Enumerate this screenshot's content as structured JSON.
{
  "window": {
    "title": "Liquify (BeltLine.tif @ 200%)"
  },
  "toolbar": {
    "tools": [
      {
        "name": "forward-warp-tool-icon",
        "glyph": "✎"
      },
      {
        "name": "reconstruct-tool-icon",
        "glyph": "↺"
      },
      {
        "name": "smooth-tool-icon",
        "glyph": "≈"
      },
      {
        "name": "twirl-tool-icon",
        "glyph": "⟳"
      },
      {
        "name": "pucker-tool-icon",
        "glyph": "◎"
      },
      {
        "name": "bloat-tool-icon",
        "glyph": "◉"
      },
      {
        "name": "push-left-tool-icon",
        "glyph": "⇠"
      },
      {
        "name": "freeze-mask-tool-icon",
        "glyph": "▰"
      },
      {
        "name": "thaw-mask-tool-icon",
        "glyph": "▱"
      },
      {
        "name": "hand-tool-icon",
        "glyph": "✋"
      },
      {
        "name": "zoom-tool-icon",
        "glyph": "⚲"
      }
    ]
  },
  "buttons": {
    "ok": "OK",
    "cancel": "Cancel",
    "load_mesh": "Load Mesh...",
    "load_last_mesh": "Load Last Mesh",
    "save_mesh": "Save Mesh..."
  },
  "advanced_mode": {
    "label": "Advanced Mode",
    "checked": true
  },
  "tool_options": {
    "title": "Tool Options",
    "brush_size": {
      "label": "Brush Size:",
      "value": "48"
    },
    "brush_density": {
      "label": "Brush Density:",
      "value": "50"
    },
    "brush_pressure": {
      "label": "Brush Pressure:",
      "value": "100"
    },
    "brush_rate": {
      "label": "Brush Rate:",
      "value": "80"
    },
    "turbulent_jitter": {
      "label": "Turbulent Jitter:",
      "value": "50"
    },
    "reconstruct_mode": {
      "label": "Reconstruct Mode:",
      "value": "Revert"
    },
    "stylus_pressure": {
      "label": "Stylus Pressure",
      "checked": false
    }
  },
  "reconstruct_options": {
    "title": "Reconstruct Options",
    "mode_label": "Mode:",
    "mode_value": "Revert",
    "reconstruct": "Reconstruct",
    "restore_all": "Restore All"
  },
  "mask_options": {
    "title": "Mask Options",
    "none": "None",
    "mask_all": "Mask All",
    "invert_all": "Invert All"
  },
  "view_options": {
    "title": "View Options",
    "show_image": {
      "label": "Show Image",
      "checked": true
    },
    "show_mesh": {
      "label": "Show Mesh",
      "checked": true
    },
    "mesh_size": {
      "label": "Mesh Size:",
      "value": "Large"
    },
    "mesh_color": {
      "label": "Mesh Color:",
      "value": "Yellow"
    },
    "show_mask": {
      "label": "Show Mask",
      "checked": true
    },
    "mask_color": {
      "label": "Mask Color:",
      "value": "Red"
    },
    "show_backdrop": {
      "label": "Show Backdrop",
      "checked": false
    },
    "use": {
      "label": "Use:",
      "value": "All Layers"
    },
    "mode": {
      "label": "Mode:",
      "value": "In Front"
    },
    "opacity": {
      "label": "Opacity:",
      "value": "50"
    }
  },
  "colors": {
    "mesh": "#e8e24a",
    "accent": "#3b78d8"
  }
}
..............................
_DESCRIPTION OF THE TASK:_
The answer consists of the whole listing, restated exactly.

_EXERCISE SOLUTION:_
Enumerate this screenshot's content as structured JSON.
{
  "window": {
    "title": "Liquify (BeltLine.tif @ 200%)"
  },
  "toolbar": {
    "tools": [
      {
        "name": "forward-warp-tool-icon",
        "glyph": "✎"
      },
      {
        "name": "reconstruct-tool-icon",
        "glyph": "↺"
      },
      {
        "name": "smooth-tool-icon",
        "glyph": "≈"
      },
      {
        "name": "twirl-tool-icon",
        "glyph": "⟳"
      },
      {
        "name": "pucker-tool-icon",
        "glyph": "◎"
      },
      {
        "name": "bloat-tool-icon",
        "glyph": "◉"
      },
      {
        "name": "push-left-tool-icon",
        "glyph": "⇠"
      },
      {
        "name": "freeze-mask-tool-icon",
        "glyph": "▰"
      },
      {
        "name": "thaw-mask-tool-icon",
        "glyph": "▱"
      },
      {
        "name": "hand-tool-icon",
        "glyph": "✋"
      },
      {
        "name": "zoom-tool-icon",
        "glyph": "⚲"
      }
    ]
  },
  "buttons": {
    "ok": "OK",
    "cancel": "Cancel",
    "load_mesh": "Load Mesh...",
    "load_last_mesh": "Load Last Mesh",
    "save_mesh": "Save Mesh..."
  },
  "advanced_mode": {
    "label": "Advanced Mode",
    "checked": true
  },
  "tool_options": {
    "title": "Tool Options",
    "brush_size": {
      "label": "Brush Size:",
      "value": "48"
    },
    "brush_density": {
      "label": "Brush Density:",
      "value": "50"
    },
    "brush_pressure": {
      "label": "Brush Pressure:",
      "value": "100"
    },
    "brush_rate": {
      "label": "Brush Rate:",
      "value": "80"
    },
    "turbulent_jitter": {
      "label": "Turbulent Jitter:",
      "value": "50"
    },
    "reconstruct_mode": {
      "label": "Reconstruct Mode:",
      "value": "Revert"
    },
    "stylus_pressure": {
      "label": "Stylus Pressure",
      "checked": false
    }
  },
  "reconstruct_options": {
    "title": "Reconstruct Options",
    "mode_label": "Mode:",
    "mode_value": "Revert",
    "reconstruct": "Reconstruct",
    "restore_all": "Restore All"
  },
  "mask_options": {
    "title": "Mask Options",
    "none": "None",
    "mask_all": "Mask All",
    "invert_all": "Invert All"
  },
  "view_options": {
    "title": "View Options",
    "show_image": {
      "label": "Show Image",
      "checked": true
    },
    "show_mesh": {
      "label": "Show Mesh",
      "checked": true
    },
    "mesh_size": {
      "label": "Mesh Size:",
      "value": "Large"
    },
    "mesh_color": {
      "label": "Mesh Color:",
      "value": "Yellow"
    },
    "show_mask": {
      "label": "Show Mask",
      "checked": true
    },
    "mask_color": {
      "label": "Mask Color:",
      "value": "Red"
    },
    "show_backdrop": {
      "label": "Show Backdrop",
      "checked": false
    },
    "use": {
      "label": "Use:",
      "value": "All Layers"
    },
    "mode": {
      "label": "Mode:",
      "value": "In Front"
    },
    "opacity": {
      "label": "Opacity:",
      "value": "50"
    }
  },
  "colors": {
    "mesh": "#e8e24a",
    "accent": "#3b78d8"
  }
}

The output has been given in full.